1880-1887 Organist, American Presbyterian Church, Montreal
1892-1904 University Librarian, McGill University
1904-19 McGill University Library School (summer course sessions)

Publications:

Gould, Charles H. (1898). Description of important libraries in Montreal, with marks upon departmental libraries. Transactions and proceedings of the Second International Library Conference held in London July 13-16, 1897. London: Morrison & Gibbs: 151-15.

Gould, Charles H. (1902). “Traveling libraries.” McGill University.” Public Libraries: a Monthly Review of Library Matters and Methods 7: 265.

Gould, Charles H. (1904). “Library matters in Montreal.” Public Libraries: a Monthly Review of Library Matters and Methods 9: 230-232.

Gould, Charles H. (1906). “McGill University Library School.” Canadian Municipal Journal 2: 251-252.

Gould, Charles H. (1908). “The Cutter Expansive Classification.” Proceedings of the Ontario Library Association Annual Meeting: 17-20.

Gould, Charles H. (1908). “Regional libraries.” Library Journal 33: 218-219.

Gould, Charles H. (1909). “Co-ordination, or method in co-operation: address of the President, American Library Association, Bretton Woods Conference, 1909.” Library Journal 34, 8: 335-340.

Associations/Committees:

1908-1909 President, American Library Association
1912-1913 President, Bibliographical Society of America

Accomplishments and Honours:
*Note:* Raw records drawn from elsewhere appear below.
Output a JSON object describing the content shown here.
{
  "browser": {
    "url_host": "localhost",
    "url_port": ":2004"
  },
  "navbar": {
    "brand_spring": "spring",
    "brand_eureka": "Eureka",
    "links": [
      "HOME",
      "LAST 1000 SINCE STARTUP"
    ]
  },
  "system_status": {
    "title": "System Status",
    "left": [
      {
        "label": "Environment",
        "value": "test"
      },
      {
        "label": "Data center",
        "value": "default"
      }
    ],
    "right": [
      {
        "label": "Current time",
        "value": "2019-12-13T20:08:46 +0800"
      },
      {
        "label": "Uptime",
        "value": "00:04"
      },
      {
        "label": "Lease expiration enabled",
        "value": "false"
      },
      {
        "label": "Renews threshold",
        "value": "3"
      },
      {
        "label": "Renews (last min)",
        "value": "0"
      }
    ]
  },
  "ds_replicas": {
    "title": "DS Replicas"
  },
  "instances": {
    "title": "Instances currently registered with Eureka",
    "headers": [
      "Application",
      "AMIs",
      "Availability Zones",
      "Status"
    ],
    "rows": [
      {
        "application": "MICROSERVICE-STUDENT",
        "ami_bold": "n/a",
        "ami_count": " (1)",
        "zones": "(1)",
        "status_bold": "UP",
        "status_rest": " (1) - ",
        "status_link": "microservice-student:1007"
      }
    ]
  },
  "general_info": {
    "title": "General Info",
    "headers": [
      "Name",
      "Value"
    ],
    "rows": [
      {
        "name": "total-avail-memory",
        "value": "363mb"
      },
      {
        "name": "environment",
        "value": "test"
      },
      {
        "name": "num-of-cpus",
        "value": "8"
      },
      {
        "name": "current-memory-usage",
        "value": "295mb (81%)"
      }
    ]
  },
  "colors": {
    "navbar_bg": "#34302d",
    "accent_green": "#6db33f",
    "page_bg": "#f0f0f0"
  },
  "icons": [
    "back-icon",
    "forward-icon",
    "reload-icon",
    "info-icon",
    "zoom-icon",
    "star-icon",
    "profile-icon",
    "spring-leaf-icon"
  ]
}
Charles Gould made a landmark contribution to Canadian librarianship by introducing courses for library education at McGill in 1904. During his tenure as University Librarian collections were catalogued, staff augmented, space increased, and McGill became this country’s largest academic resource by the end of WW I. While he was President of ALA, its headquarters moved to Chicago and a chief executive position was created. He was highly regarded, not only in Canada, but in the United States and United Kingdom for his knowledge and dedication to the profession.

Comments:

“Gould was a rather quiet man of slow speech, a very loyal Canadian, wedded to the British Empire and its traditions, but nonetheless a loyal friend and colleague.” – William Warner Bishop, University Librarian, University of Michigan (1915-41), in Library Quarterly, 1949.

Sources:

Makela, Ritva (1974). McGill University Library during the tenure of Charles H, Gould as University Librarian, 1893-1919. Montreal: GSLS, McGill University.
Hanson, Elizabeth (2006). “Charles Gould, the 1900 ALA Conference and the Canadian Library Association.” Feliciter 52, 3: 114-117.
Hanson, Elizabeth (2007). “The 1900 ALA Conference: Charles Gould’s vision.” Feliciter 53, 3, 160-163.
McNally, Peter F. “Gould, Charles Henry.” In: Dictionary of Canadian Biography, vol. 14. Accessed Nov. 5, 2015.

history/biographies/gould_c.txt · Last modified: 2017/03/02 20:32 by tbodak